All it took was to see Gillian Anderson in a guest-star capacity on NBC’s Hannibal and I knew that she would be a Scream Queen of the Month. How could she not be? She’s an extremely talented and beautiful woman who has set the hearts of young men and old a-thumpin’ ever since she appeared on our televisions as Special Agent Dana Scully on The X-Files in 1996. Lately, aside from her role as psychiatrist to Hannibal Lecter, Dr. Bedelia DuMaurier, she has also appeared as Meg Fitch in the compelling and (in my opinion) unfairly canceled Crisis. Also, I refer you to the accompanying photo. It is a close-up of Gillian, with little to no make-up and the slightest hint of a smile as she looks at us with jasmine eyes. She’s older here and that’s fine-she’s still as stunning as ever.
Born Gillian Leigh Anderson on August 9, 1968 in Chicago, Illinois, she began her acting career as part of an amateur acting group while in high school. In 1987 she studied for several weeks at the National Theatre of Great Britain Summer Acting Programme at Cornell University in Ithaca, New York where she studied under such NT greats as Peter Chelsom and Michael Joyce. Her first film role was in The Turning in 1996. This was after her debut as Agent Scully and if you refer to the link to the film on IMDb.com you will see that the poster introduces her as Gillian ‘X-Files’ Anderson.
Her other film roles include the English edition of Princess Mononoke (1997), The X-Files: Fight the Future (1998), The Last King of Scotland (2006), The X-Files: I Want to Believe (2008) and I’ll Follow You Down (2013). Her television credits, aside from Hannibal, Crisis and the ahead-0f-its-time X-Files, include Class of ’96 (1993), The Simpsons (1997), Frasier (1999) and The Fall (2013).
It is with great joy that we welcome Gillian Anderson as the July, 2014 Written in the Blood Scream Queen of the Month.
THE X-FACTS: ALL ABOUT GILLIAN
Chosen by “People” magazine as one of the 50 Most Beautiful People in the World.
Younger brother suffers from neurofibromatosis and she has done work to encourage government to increase funding for research.
Told The X-Files (1993) executives that she was 27 so that she would appear more credible as an FBI agent with a medical degree.
She has English, Irish, and German ancestry.
THE X-QUOTES: GILLIAN SAYS:
“When I think of normal, I think of mediocrity . . . and mediocrity scares the f*ck out of me!”
“It’s easier to be myself here. I can go out wearing whatever the hell I want, no matter how ridiculous it looks. If I do that in America, people look at me like I’m insane. There are aspects of the British press which are incredibly intrusive, but then you’ll go to a premiere and someone will ask permission to take a photo, and when you say, “That’s enough”, they’ll back off. In the States, you go to a restaurant and there are people lined up outside with 8x10s of you. Or they just follow you with a video camera. I had someone deliberately rear-end my car a few years ago in L.A., and there was a video camera: they were videoing my reaction. Luckily, I was in a good mood.”
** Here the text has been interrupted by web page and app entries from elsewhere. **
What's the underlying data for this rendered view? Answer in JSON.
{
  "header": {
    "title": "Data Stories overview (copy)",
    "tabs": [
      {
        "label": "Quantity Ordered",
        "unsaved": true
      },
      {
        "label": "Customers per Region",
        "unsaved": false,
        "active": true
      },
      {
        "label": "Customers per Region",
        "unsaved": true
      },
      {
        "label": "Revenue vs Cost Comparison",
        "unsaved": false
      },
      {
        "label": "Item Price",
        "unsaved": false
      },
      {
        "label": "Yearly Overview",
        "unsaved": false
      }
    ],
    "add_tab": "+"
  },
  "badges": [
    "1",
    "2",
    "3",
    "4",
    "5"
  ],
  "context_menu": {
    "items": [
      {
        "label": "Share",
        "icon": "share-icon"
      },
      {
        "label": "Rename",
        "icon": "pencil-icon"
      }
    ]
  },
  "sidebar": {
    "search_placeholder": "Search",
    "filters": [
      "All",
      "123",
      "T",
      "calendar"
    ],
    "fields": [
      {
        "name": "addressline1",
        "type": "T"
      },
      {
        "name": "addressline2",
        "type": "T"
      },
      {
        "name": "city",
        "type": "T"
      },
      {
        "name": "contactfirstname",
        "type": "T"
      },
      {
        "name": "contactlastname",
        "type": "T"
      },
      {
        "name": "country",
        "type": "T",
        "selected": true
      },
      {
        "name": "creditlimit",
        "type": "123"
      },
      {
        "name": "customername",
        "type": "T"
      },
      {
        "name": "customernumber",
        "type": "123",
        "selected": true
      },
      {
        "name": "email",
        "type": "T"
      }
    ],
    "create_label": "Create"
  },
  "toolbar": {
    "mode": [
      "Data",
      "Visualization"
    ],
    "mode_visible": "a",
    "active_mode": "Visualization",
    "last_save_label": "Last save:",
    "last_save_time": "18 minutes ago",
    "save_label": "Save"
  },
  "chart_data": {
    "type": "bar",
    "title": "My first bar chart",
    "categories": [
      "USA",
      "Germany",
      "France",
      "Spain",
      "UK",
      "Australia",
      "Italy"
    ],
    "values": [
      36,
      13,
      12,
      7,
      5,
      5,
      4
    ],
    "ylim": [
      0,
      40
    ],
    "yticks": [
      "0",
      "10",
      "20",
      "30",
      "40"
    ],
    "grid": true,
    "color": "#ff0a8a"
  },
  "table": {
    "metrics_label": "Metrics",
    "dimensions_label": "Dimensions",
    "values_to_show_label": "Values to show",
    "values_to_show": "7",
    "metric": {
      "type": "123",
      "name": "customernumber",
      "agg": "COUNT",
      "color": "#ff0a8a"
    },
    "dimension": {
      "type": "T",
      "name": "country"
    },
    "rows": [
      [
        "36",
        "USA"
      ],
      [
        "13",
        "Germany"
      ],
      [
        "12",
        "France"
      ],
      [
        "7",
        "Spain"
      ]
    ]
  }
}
“There are a lot of things I would have done differently, but Scully wouldn’t have been one of them.”